Records provided:
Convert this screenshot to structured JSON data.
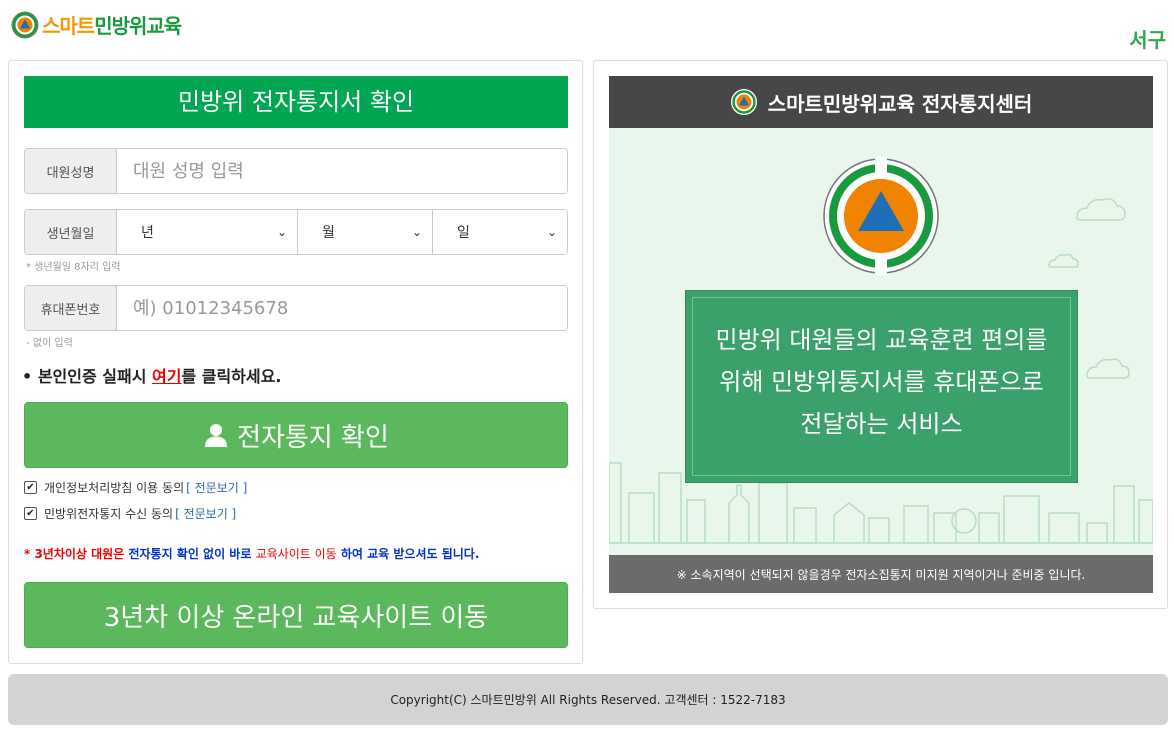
{
  "header": {
    "logo_part1": "스마트",
    "logo_part2": "민방위교육",
    "region": "서구"
  },
  "form": {
    "title": "민방위 전자통지서 확인",
    "name_label": "대원성명",
    "name_placeholder": "대원 성명 입력",
    "birth_label": "생년월일",
    "year_option": "년",
    "month_option": "월",
    "day_option": "일",
    "birth_hint": "* 생년월일 8자리 입력",
    "phone_label": "휴대폰번호",
    "phone_placeholder": "예) 01012345678",
    "phone_hint": "- 없이 입력",
    "notice_prefix": "본인인증 실패시 ",
    "notice_link": "여기",
    "notice_suffix": "를 클릭하세요.",
    "confirm_button": "전자통지 확인",
    "agree_privacy": "개인정보처리방침 이용 동의",
    "agree_notice": "민방위전자통지 수신 동의",
    "view_full": "[ 전문보기 ]",
    "warning_part1": "* 3년차이상 대원은 ",
    "warning_part2": "전자통지 확인 없이 바로 ",
    "warning_part3": "교육사이트 이동",
    "warning_part4": " 하여 교육 받으셔도 됩니다.",
    "online_button": "3년차 이상 온라인 교육사이트 이동"
  },
  "info_panel": {
    "header": "스마트민방위교육 전자통지센터",
    "message_line1": "민방위 대원들의 교육훈련 편의를",
    "message_line2": "위해 민방위통지서를 휴대폰으로",
    "message_line3": "전달하는 서비스",
    "footer_note": "※ 소속지역이 선택되지 않을경우 전자소집통지 미지원 지역이거나 준비중 입니다."
  },
  "footer": {
    "copyright": "Copyright(C) 스마트민방위 All Rights Reserved. 고객센터 : 1522-7183"
  },
  "colors": {
    "brand_green": "#00a651",
    "button_green": "#5cb85c",
    "logo_orange": "#f39800",
    "dark_header": "#474747"
  }
}
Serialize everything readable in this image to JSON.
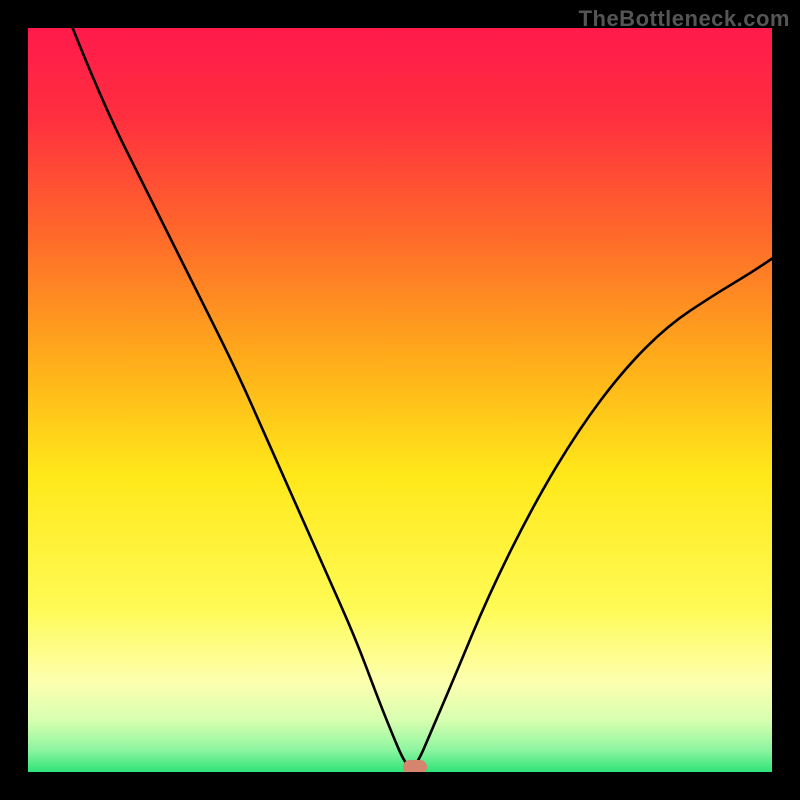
{
  "watermark": "TheBottleneck.com",
  "chart_data": {
    "type": "line",
    "title": "",
    "xlabel": "",
    "ylabel": "",
    "xlim": [
      0,
      100
    ],
    "ylim": [
      0,
      100
    ],
    "grid": false,
    "legend": false,
    "gradient_stops": [
      {
        "pos": 0.0,
        "color": "#ff1a4b"
      },
      {
        "pos": 0.12,
        "color": "#ff2f3f"
      },
      {
        "pos": 0.28,
        "color": "#ff6a2a"
      },
      {
        "pos": 0.45,
        "color": "#ffae1a"
      },
      {
        "pos": 0.6,
        "color": "#ffe81a"
      },
      {
        "pos": 0.78,
        "color": "#fffb55"
      },
      {
        "pos": 0.88,
        "color": "#fdffb0"
      },
      {
        "pos": 0.93,
        "color": "#d8ffb0"
      },
      {
        "pos": 0.97,
        "color": "#8ef5a0"
      },
      {
        "pos": 1.0,
        "color": "#2fe47a"
      }
    ],
    "series": [
      {
        "name": "bottleneck-curve",
        "x": [
          6,
          10,
          16,
          22,
          28,
          32,
          36,
          40,
          44,
          47,
          49,
          50.5,
          51.5,
          52.5,
          54,
          57,
          62,
          68,
          74,
          80,
          86,
          92,
          97,
          100
        ],
        "y": [
          100,
          90,
          78,
          66,
          54,
          45,
          36,
          27,
          18,
          10,
          5,
          1.5,
          0.5,
          1.5,
          5,
          12,
          24,
          36,
          46,
          54,
          60,
          64,
          67,
          69
        ]
      }
    ],
    "marker": {
      "x": 52,
      "y": 0.7,
      "color": "#d6846e"
    }
  }
}
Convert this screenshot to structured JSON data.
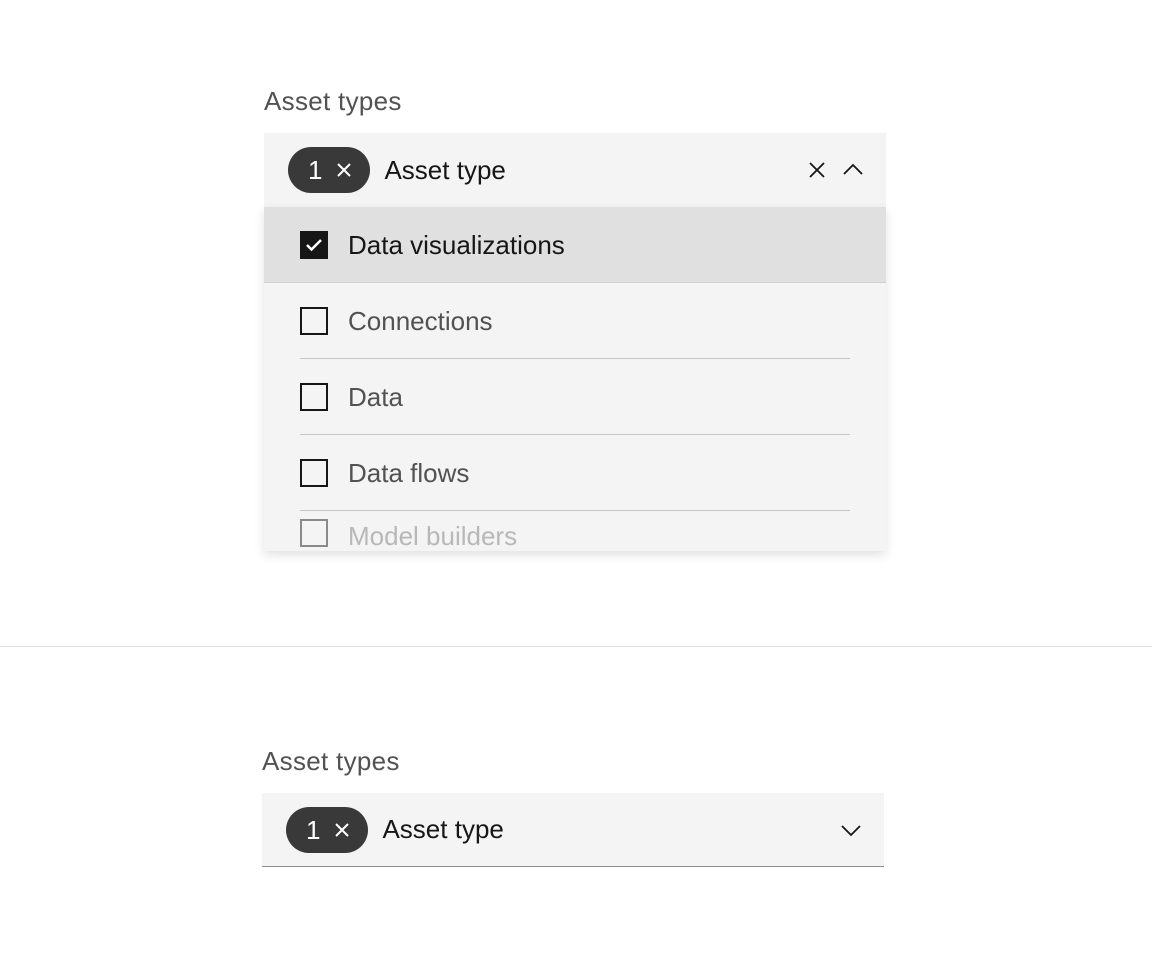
{
  "section1": {
    "label": "Asset types",
    "count": "1",
    "placeholder": "Asset type",
    "options": [
      {
        "label": "Data visualizations",
        "checked": true
      },
      {
        "label": "Connections",
        "checked": false
      },
      {
        "label": "Data",
        "checked": false
      },
      {
        "label": "Data flows",
        "checked": false
      },
      {
        "label": "Model builders",
        "checked": false
      }
    ]
  },
  "section2": {
    "label": "Asset types",
    "count": "1",
    "placeholder": "Asset type"
  }
}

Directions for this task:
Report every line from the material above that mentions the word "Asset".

Response to this task:
    "label": "Asset types",
    "placeholder": "Asset type",
    "label": "Asset types",
    "placeholder": "Asset type"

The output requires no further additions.